As you might recall, Google is building Fiber-To-The-Home (FTTH) networks in Kansas City, MO and at Stanford University. Google claims it will offer 1 Gbps broadband at a price consistent with services offered by other broadband providers. (The service is currently offered at $49/month to a handful of customers in Palo Alto.) But what will consumers actually do with such a fat pipe? Most assume that question can't be answered until the service is launched.

But Kansas City-based Think Big Partners is impatient. The early-stage business incubator has launched a crowdsourcing contest of sorts to identify apps or services that have the potential to advantage of all that bandwidth. The Gigabit Challenge will award a total of $200,000 in cash and services to the top ideas, with $100,000 going to the winner.
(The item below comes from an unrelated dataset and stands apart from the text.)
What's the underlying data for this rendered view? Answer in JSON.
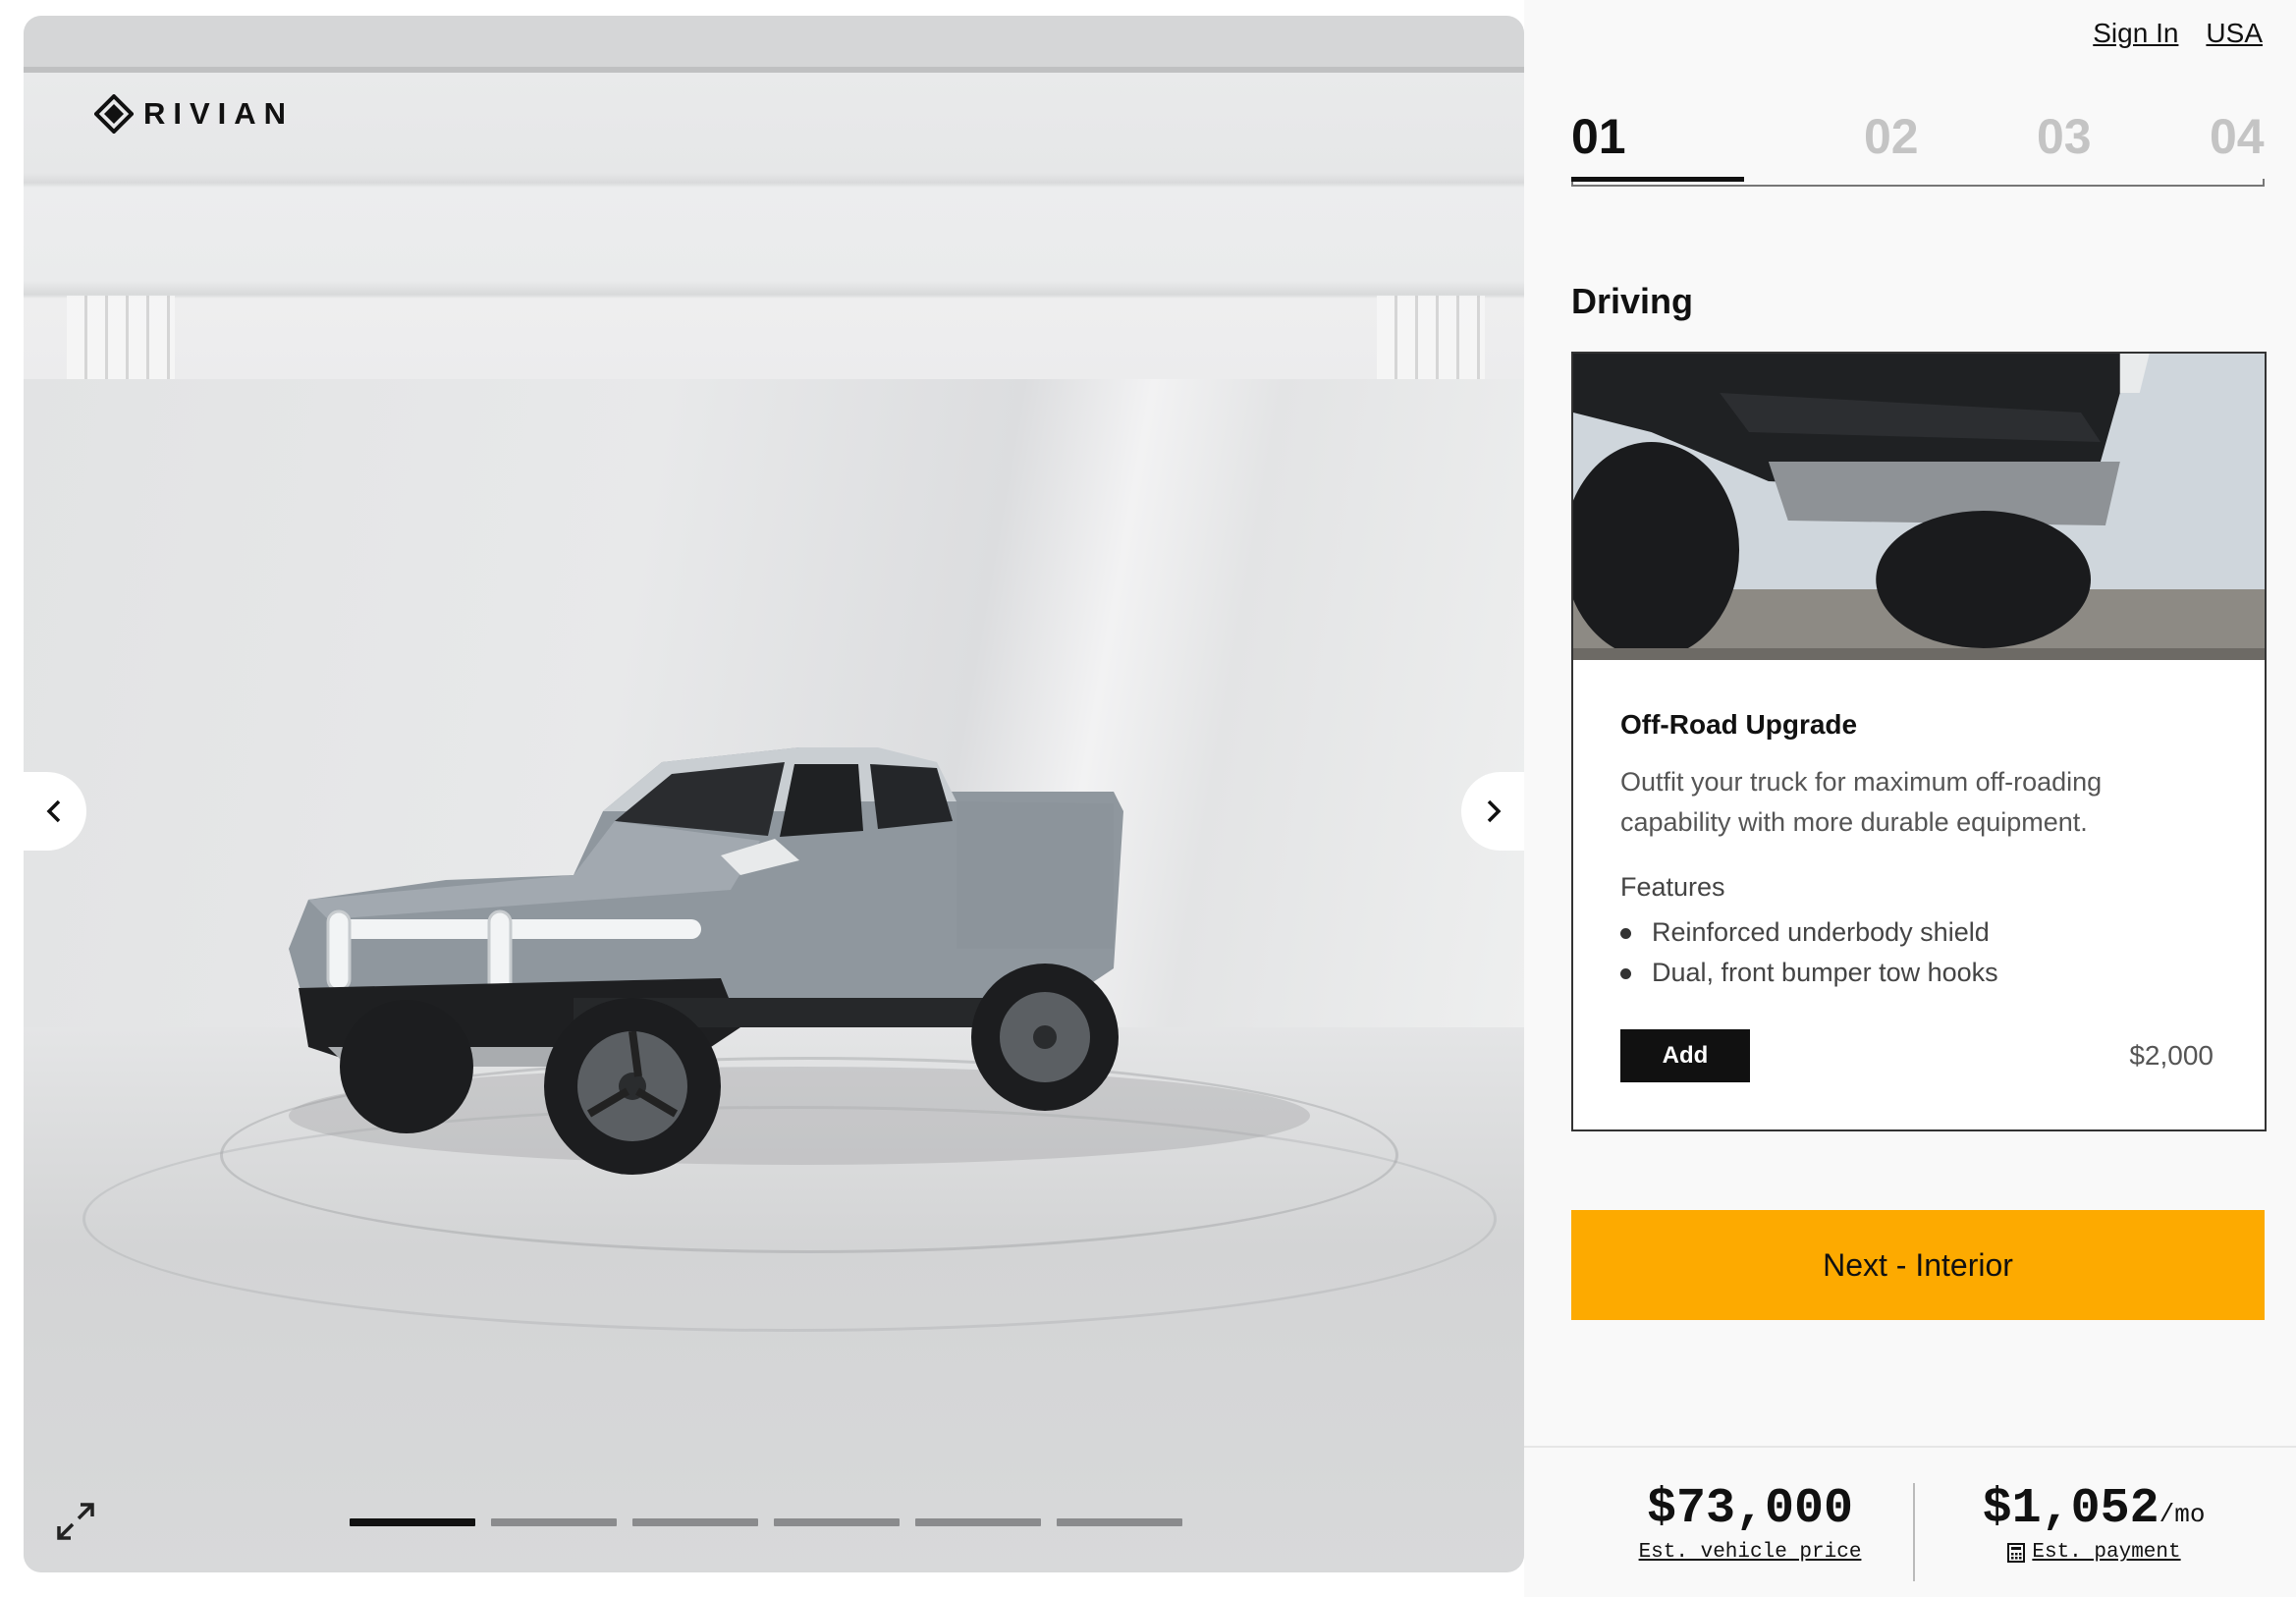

Entries must be submitted between October 3 and October 31; a round of 25 finalists will be announced in mid-November; follow-up business plans are to be submitted by mid-December; and the winners will be announced in mid- to late-January 2012 — right about the time when the Google network should be up and running.

This is another example of the creative use of crowdsourcing, which provides benefits all around:

  • Bright, creative people are incentivized to think twice about the use cases for a 1 Gbps broadband connection — even those who are not directly linked to this market;
  • Developers who have already crafted ideas on how to leverage this asset have a chance at some early capital and promotional opportunities that could get them up and running quicker;
  • Think Big Partners gets first crack at helping these product ideas see the light of day, which comes with access to financial benefits that the company hopes will dwarf the costs of financing the contest; and
  • Consumers with a bright, shiny 1 Gbps connection will ultimately benefit from access to creative, useful apps and services sooner than later.

Product strategists and innovation managers take heed: You don't have to have all the answers yourself. Sometimes a little creative thinking is all you need to unearth new product or innovation opportunities.